Even though in states where the virus spread is accelerating, state governments have not reimposed full lockdowns, reopening’s have been paused, some restrictions centred around bars and pools have been enacted and mobility and restaurant data shows that peoples own behaviour is different as many look to protect their own health.
More pertinent, is beyond the initial resumption in economic activity and jobs that are reinstated we likely have a prolonged period where unemployment will remain high, now with the virus still rampant in Q3 and layoffs stubbornly high doesn’t make for a speedy return to pre-COVID levels.
In contrast to the employment report jobless claims data paints a contradictory picture. New jobless claims have remained persistently high, along with increasing continuing claims and those reporting permanent job losses have also jumped higher. This will create a longer lasting drag on activity and plateau the recovery even as the economy reopens. Florida and Texas, two populous states where the virus case count has been accelerating rapidly, also reporting increases in continuing claims, highlighting the drag that comes with the easing of restrictions too early as the virus takes off again.

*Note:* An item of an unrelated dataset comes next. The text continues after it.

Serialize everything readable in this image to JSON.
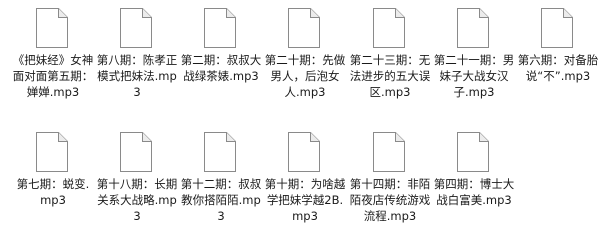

These underlying trends outlined above are similar to that illustrated by PMIs. There is an initial bounce back in activity as economies reopen, but this expansion comes from a very depressed level. A small proportion of jobs have recovered from a staggering number that have been lost. This is consistent with lockdowns being lifted but my no means indicates a return to prior levels of activity. PMIs shooting up towards 60 would be more in keeping with the narrative of a V-shaped recovery. But this is not the case, most remain around 50 or even below 50 signalling a stabilisation in the collapse in activity or a continued contraction in activity, but at a slower pace. The V-shaped recovery is a myth!

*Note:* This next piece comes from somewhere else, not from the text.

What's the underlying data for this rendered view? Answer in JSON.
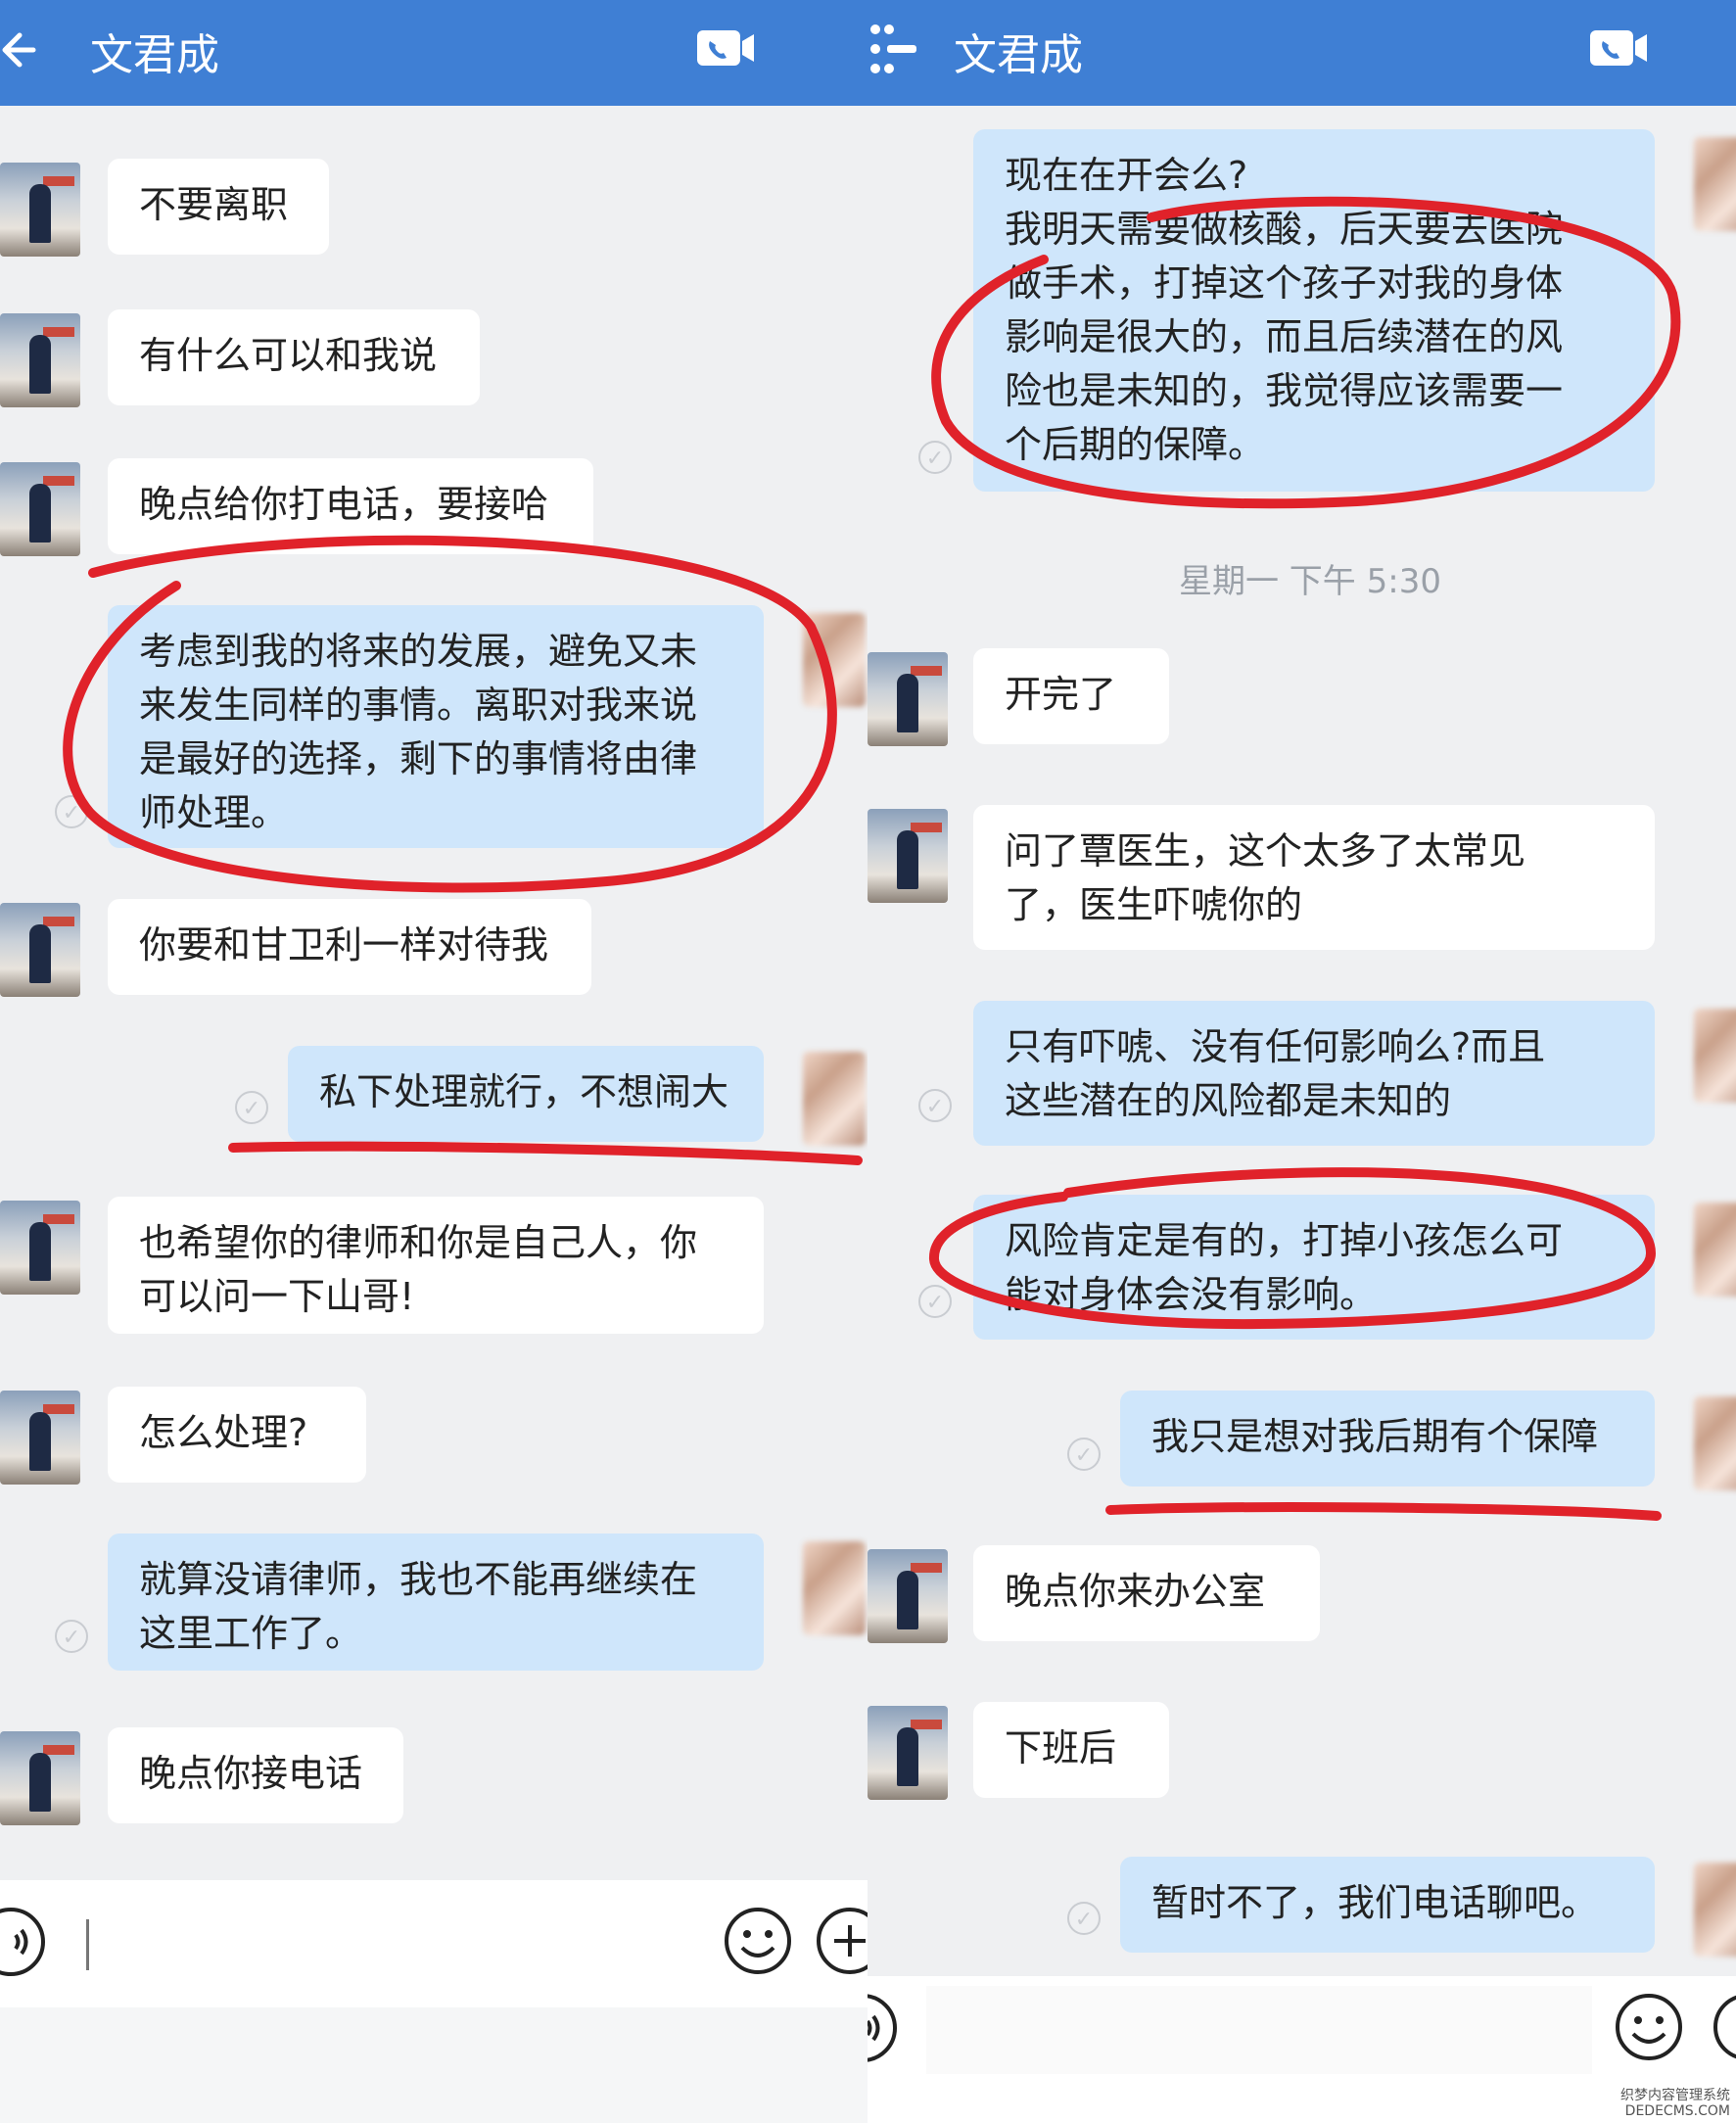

As these trends were digested, along with news of the continued virus spread as California and Arizona both reported their largest increase in daily cases yet, gold reversed early losses and climbed back later in session as traders dug below the headline jobs beat.